Fortnite has been kicked from mobile app stores over the ‘App Store tax’, the 30% cut that Google and Apple charge for in-app purchases.

Apple needs Fortnite to keep the iPhone attractive, but it also needs its revenue cut, as services have become a key part of its growth story to investors.

Apple can no longer set its ecosystem rules without regard for partners, as apps like Fortnite, Amazon and WeChat are so central to the utility of a smartphone.

Times Radio launches as an ad-free commercial speech radio service on DAB and online. By extending brand reach, it forms part of the marketing funnel to convert listeners into subscribers.

Radio is remarkably resilient for a traditional mass media, and this arrival will complement the strong commercial sector and the mighty Radio 4.

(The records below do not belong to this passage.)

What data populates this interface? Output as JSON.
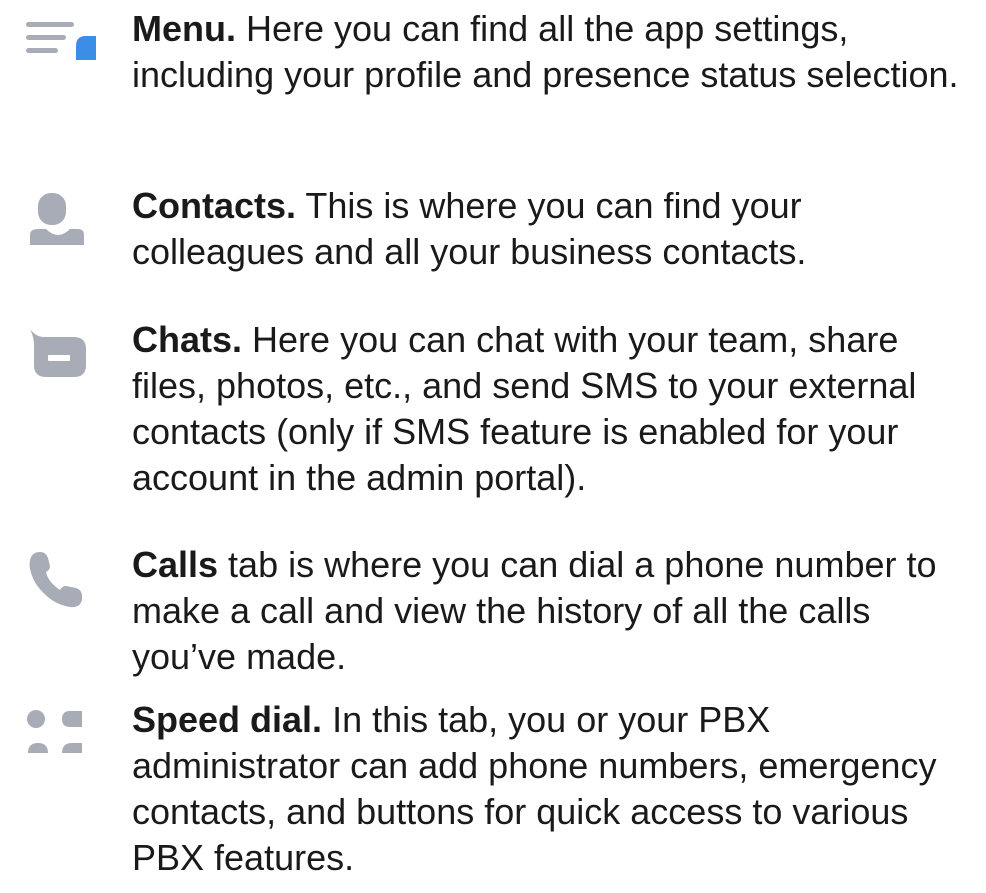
{
  "items": [
    {
      "icon": "menu-icon",
      "title": "Menu.",
      "body": " Here you can find all the app settings, including your profile and presence status selection."
    },
    {
      "icon": "contact-icon",
      "title": "Contacts.",
      "body": " This is where you can find your colleagues and all your business contacts."
    },
    {
      "icon": "chat-icon",
      "title": "Chats.",
      "body": " Here you can chat with your team, share files, photos, etc., and send SMS to your external contacts (only if SMS feature is enabled for your account in the admin portal)."
    },
    {
      "icon": "phone-icon",
      "title": "Calls",
      "body": " tab is where you can dial a phone number to make a call and view the history of all the calls you’ve made."
    },
    {
      "icon": "speed-dial-icon",
      "title": "Speed dial.",
      "body": " In this tab, you or your PBX administrator can add phone numbers, emergency contacts, and buttons for quick access to various PBX features."
    }
  ],
  "colors": {
    "icon_gray": "#a7acb6",
    "accent_blue": "#3a8ee6",
    "text": "#1a1a1a"
  }
}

Timing will be a revenue challenge, but this bold, cost-effective, intelligently deployed experiment comes as the news industry is most at risk, a welcome innovation for readers and listeners—and for the sector.

Broadcast radio has maintained its reach and listening time over the past decade: younger people listen less than before, but this is made up for by an ageing population.

The challenges to radio come from changes in distribution technology in the home and in cars, and from product innovation in the online audio space.

Over the next few years, we predict continued stability in radio, but as technology brings it into closer competition with online audio, broadcasters will have to continue product innovation.

2020 promises a year of transition for the games industry: eSports and games broadcasting are competing with traditional programming; game streaming services are becoming meaningful platform competition; and new consoles are on the way.

While most in the studio and TV industries continue to struggle with the games market—neither understanding (or seeing) a strategic fit, nor showing a willingness to invest—expect explosive growth to power the industry for the next decade and transform all entertainment services, not just games.

The ‘free-to-play’ games sector requires oversight and regulation to protect children and the vulnerable; expect regulatory turbulence in the UK, Europe and China.

Despite two decades of online disruption, the UK remains reliant on traditional platforms and brands across the media sector—more so for older cohorts, but also for younger generations.

13% of adults still do not use the internet and, in reality, an online-only media ecosystem remains a distant prospect.

Traditional providers, particularly within TV, radio and news, look set to endure for the long term, aided by the trajectory of the UK’s ageing population.

Subscription game services will finally allow platform owners and developers to deliver truly accessible gaming experiences for all, across devices, at a lower entry price point, and curated to ensure consumer safety—both in terms of cost transparency and content types.

Consumer comfort with subscriptions should be embraced by the games industry and has already started in mobile. Apple’s Arcade subscription is the test case, providing focused all you can eat games that minimise exposure to violent gameplay, and the ‘free to play’ wild west.

Core gamers remain the most vital and profitable games customer segment, but they have been overserved and are an obstacle to broadening the reach of games. Now is the time to move beyond this group, to restructure, expand, and normalise the games market in the next decade.